> **Exercise instructions**: Practice item. Set the material below down again exactly, with no pictures.
==*==
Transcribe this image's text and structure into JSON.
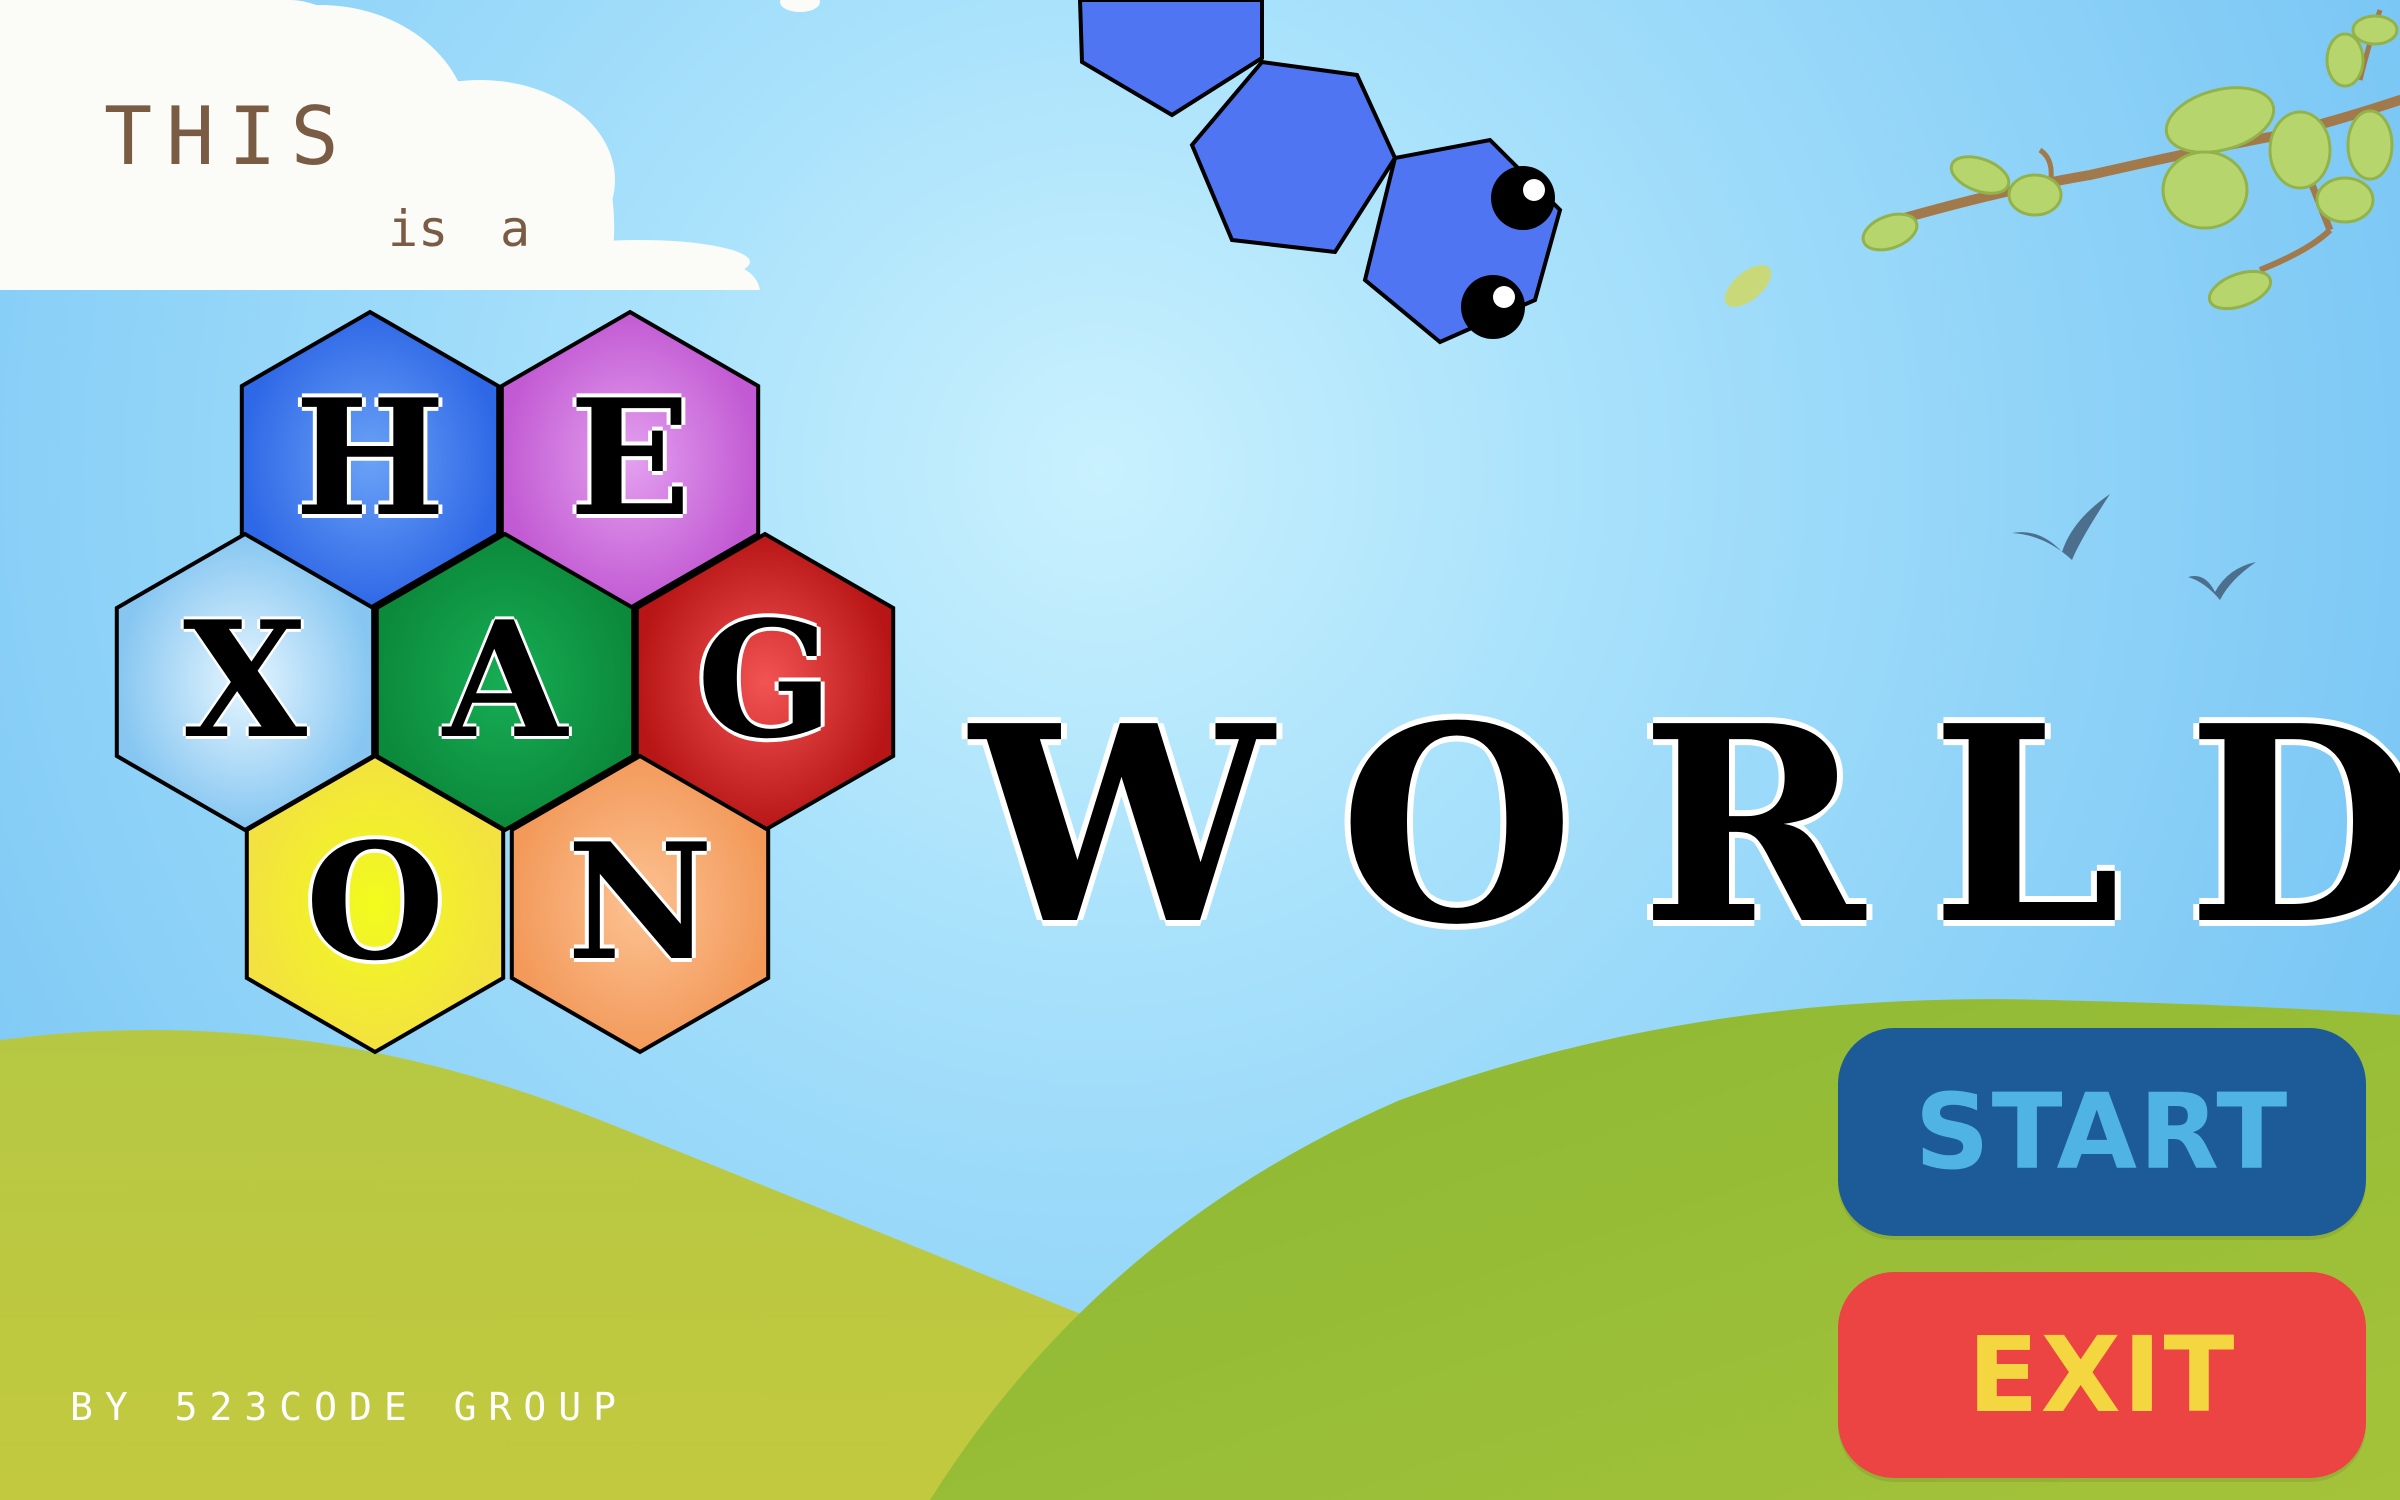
{
  "intro": {
    "line1": "THIS",
    "line2_word1": "is",
    "line2_word2": "a"
  },
  "logo_letters": [
    {
      "letter": "H",
      "color_center": "#6aa2f7",
      "color_edge": "#2f68e6"
    },
    {
      "letter": "E",
      "color_center": "#e3a0ef",
      "color_edge": "#c25ad3"
    },
    {
      "letter": "X",
      "color_center": "#d6f0ff",
      "color_edge": "#8ccaf2"
    },
    {
      "letter": "A",
      "color_center": "#13a550",
      "color_edge": "#0c8a3c"
    },
    {
      "letter": "G",
      "color_center": "#f04a4a",
      "color_edge": "#c01b1b"
    },
    {
      "letter": "O",
      "color_center": "#f4f61c",
      "color_edge": "#f3e63a"
    },
    {
      "letter": "N",
      "color_center": "#fbb785",
      "color_edge": "#f39c5f"
    }
  ],
  "title_word": "WORLD",
  "buttons": {
    "start": "START",
    "exit": "EXIT"
  },
  "credit": "BY 523CODE GROUP",
  "colors": {
    "sky_light": "#c7effd",
    "sky_dark": "#7fcaf6",
    "hill": "#a9c23e",
    "snake": "#4f75f3",
    "start_bg": "#1d5a98",
    "start_text": "#4fb3e3",
    "exit_bg": "#ec4343",
    "exit_text": "#f3d640"
  },
  "icons": [
    "cloud-icon",
    "snake-icon",
    "branch-icon",
    "leaf-icon",
    "bird-icon"
  ]
}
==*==
> **Answer for this exercise**:
Transcribe this image's text and structure into JSON.
{
  "intro": {
    "line1": "THIS",
    "line2_word1": "is",
    "line2_word2": "a"
  },
  "logo_letters": [
    {
      "letter": "H",
      "color_center": "#6aa2f7",
      "color_edge": "#2f68e6"
    },
    {
      "letter": "E",
      "color_center": "#e3a0ef",
      "color_edge": "#c25ad3"
    },
    {
      "letter": "X",
      "color_center": "#d6f0ff",
      "color_edge": "#8ccaf2"
    },
    {
      "letter": "A",
      "color_center": "#13a550",
      "color_edge": "#0c8a3c"
    },
    {
      "letter": "G",
      "color_center": "#f04a4a",
      "color_edge": "#c01b1b"
    },
    {
      "letter": "O",
      "color_center": "#f4f61c",
      "color_edge": "#f3e63a"
    },
    {
      "letter": "N",
      "color_center": "#fbb785",
      "color_edge": "#f39c5f"
    }
  ],
  "title_word": "WORLD",
  "buttons": {
    "start": "START",
    "exit": "EXIT"
  },
  "credit": "BY 523CODE GROUP",
  "colors": {
    "sky_light": "#c7effd",
    "sky_dark": "#7fcaf6",
    "hill": "#a9c23e",
    "snake": "#4f75f3",
    "start_bg": "#1d5a98",
    "start_text": "#4fb3e3",
    "exit_bg": "#ec4343",
    "exit_text": "#f3d640"
  },
  "icons": [
    "cloud-icon",
    "snake-icon",
    "branch-icon",
    "leaf-icon",
    "bird-icon"
  ]
}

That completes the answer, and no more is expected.